Web page and app entries
—————

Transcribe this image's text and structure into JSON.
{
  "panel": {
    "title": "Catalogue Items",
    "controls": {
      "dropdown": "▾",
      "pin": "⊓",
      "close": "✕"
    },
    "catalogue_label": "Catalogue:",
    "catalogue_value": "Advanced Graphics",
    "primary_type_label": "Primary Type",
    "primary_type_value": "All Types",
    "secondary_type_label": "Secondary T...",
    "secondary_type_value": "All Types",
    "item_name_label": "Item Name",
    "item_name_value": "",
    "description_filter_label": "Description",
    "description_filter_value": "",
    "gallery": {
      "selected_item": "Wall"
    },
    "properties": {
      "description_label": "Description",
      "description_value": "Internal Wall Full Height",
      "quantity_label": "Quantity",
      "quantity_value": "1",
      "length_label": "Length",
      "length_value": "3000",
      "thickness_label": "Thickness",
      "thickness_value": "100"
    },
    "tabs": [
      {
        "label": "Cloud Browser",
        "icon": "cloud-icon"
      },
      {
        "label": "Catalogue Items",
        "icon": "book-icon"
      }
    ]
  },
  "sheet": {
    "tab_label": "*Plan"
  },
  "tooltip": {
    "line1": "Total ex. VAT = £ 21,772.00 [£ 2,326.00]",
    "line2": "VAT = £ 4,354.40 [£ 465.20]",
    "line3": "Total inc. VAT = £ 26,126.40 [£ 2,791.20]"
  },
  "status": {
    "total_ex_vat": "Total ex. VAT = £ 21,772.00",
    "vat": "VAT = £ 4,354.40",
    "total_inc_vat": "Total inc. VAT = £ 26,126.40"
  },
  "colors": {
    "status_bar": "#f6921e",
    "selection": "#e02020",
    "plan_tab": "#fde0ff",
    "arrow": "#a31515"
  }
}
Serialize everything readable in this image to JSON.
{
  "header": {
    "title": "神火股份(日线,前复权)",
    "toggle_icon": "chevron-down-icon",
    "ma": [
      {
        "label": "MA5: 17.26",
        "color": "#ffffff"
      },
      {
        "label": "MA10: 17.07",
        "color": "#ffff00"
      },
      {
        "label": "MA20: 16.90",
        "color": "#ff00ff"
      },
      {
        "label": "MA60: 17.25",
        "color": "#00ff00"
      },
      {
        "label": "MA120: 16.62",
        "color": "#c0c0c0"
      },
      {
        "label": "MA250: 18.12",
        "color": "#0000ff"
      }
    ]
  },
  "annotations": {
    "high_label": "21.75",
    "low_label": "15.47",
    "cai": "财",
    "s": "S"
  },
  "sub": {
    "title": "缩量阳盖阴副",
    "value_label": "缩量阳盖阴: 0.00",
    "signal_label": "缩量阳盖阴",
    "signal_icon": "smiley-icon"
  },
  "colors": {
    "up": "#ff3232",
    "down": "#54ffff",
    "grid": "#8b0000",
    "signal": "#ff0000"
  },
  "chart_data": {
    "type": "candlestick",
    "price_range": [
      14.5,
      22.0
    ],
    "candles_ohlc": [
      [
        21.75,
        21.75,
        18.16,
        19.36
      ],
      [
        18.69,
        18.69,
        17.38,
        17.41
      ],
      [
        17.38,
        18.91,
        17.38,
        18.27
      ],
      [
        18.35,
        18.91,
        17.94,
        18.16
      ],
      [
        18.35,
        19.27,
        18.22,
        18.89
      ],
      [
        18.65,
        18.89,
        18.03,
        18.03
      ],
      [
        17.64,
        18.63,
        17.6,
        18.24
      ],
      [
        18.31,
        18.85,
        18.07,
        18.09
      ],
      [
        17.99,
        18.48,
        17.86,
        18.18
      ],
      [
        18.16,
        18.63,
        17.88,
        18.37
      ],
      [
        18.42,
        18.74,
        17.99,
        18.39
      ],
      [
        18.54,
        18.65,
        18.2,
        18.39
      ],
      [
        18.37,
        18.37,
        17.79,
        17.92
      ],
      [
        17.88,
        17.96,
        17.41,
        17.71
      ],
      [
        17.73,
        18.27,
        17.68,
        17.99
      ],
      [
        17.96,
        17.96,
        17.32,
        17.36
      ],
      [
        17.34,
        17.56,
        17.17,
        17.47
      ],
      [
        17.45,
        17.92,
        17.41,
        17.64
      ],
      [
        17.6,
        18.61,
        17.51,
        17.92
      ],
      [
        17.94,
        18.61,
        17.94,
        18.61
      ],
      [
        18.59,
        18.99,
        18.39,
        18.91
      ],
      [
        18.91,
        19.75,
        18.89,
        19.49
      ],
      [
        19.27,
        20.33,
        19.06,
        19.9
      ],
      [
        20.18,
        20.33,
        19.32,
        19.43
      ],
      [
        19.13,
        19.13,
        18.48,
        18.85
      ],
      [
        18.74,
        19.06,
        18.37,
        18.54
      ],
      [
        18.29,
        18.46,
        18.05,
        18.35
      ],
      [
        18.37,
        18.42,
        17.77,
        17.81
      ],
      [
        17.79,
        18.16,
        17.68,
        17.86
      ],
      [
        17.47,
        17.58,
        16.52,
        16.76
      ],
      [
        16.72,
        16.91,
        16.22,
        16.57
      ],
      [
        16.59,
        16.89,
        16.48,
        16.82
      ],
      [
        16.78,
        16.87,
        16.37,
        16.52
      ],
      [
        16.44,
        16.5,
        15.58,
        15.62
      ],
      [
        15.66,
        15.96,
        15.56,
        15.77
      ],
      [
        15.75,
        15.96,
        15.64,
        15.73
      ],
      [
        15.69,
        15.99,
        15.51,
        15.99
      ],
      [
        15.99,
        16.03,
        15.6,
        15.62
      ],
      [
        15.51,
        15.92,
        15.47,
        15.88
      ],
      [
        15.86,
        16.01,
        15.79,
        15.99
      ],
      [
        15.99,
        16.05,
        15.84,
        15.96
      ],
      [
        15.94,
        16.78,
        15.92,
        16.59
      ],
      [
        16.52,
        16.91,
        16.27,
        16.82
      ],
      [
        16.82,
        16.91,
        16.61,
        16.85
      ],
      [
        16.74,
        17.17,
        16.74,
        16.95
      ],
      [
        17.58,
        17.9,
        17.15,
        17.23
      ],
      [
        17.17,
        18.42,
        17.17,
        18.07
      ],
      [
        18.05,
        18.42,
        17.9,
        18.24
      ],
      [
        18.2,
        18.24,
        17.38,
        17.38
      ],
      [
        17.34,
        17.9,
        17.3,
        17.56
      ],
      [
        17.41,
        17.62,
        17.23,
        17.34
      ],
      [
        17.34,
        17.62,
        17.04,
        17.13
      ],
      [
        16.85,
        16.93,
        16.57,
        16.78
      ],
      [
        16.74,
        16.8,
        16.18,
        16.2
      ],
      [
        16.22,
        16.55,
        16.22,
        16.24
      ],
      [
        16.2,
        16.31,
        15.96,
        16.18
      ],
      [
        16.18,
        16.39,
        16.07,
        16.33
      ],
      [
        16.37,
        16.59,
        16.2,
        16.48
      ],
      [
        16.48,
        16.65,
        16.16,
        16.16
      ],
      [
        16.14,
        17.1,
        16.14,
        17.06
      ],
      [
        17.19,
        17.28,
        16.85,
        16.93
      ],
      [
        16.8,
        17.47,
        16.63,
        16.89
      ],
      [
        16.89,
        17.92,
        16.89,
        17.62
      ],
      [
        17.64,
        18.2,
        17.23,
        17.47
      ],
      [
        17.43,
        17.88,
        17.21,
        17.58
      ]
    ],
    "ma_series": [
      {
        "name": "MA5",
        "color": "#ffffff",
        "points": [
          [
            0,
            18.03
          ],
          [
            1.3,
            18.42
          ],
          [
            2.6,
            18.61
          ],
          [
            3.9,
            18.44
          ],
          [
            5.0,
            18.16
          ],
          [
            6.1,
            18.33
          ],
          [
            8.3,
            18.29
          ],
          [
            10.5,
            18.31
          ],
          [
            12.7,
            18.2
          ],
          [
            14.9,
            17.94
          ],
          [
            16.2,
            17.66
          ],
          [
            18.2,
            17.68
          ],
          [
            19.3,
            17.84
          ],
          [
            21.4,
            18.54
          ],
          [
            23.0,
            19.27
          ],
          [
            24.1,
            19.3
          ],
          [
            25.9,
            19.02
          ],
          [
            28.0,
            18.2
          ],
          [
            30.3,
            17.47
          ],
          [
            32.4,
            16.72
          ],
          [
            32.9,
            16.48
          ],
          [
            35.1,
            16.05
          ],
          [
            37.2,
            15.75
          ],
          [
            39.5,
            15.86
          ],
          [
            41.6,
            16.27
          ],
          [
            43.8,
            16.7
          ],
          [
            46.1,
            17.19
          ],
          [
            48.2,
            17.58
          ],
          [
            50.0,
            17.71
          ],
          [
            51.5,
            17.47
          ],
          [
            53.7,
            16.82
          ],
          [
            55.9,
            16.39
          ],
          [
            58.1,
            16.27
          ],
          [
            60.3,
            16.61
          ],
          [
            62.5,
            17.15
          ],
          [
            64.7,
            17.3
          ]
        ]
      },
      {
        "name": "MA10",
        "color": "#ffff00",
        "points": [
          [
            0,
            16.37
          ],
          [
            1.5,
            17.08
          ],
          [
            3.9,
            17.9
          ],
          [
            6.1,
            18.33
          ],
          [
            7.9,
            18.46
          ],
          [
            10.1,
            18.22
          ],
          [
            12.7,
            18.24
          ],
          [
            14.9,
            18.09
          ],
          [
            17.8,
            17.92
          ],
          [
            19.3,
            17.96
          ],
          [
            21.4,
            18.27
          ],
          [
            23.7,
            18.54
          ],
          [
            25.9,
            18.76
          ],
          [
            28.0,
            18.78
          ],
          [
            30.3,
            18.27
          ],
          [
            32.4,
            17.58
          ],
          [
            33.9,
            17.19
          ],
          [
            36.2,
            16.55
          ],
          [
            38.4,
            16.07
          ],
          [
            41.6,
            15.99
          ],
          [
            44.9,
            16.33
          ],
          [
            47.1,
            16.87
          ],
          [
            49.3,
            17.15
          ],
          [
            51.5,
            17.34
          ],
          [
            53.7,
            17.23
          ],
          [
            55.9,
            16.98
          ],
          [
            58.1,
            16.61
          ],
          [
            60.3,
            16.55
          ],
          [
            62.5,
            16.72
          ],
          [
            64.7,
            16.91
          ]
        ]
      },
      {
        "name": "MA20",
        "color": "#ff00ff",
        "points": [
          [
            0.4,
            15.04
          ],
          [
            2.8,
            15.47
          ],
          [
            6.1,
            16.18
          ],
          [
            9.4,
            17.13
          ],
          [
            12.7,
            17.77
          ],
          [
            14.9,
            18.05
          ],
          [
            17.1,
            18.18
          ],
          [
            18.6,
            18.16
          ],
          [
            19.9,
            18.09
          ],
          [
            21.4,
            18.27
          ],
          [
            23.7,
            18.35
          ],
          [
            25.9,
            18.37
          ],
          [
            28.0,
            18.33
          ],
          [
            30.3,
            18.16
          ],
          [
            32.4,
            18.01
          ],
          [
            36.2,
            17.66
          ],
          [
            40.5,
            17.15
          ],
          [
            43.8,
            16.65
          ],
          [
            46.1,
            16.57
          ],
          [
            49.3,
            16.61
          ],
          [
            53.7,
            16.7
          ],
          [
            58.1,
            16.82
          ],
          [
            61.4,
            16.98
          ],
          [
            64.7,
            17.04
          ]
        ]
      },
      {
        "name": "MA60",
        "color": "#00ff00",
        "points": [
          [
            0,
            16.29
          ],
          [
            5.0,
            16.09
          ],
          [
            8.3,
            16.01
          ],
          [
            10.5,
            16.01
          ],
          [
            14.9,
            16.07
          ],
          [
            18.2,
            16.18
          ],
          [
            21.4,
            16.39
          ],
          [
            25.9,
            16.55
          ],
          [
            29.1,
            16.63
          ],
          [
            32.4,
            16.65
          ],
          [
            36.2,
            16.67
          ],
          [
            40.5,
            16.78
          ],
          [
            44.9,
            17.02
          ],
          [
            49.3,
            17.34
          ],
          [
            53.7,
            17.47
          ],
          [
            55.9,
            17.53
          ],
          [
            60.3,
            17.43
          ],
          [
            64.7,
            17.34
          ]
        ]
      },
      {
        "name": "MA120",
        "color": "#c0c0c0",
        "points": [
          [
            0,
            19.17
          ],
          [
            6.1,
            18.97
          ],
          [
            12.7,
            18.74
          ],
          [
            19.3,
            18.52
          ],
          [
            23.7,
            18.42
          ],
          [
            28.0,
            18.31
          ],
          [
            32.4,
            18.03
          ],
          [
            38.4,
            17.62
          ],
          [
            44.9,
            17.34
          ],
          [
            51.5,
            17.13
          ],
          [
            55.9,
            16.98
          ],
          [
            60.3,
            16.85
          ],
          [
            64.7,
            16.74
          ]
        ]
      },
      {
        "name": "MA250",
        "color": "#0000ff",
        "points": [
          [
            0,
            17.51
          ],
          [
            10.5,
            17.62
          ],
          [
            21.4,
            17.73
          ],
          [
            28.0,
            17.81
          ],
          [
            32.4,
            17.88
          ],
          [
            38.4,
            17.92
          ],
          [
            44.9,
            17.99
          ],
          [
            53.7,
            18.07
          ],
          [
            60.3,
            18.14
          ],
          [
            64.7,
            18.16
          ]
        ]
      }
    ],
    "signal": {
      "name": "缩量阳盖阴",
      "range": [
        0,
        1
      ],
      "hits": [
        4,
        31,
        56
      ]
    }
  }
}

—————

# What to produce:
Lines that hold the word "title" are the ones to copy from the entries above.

# Task result:
    "title": "Catalogue Items",
    "title": "神火股份(日线,前复权)",
    "title": "缩量阳盖阴副",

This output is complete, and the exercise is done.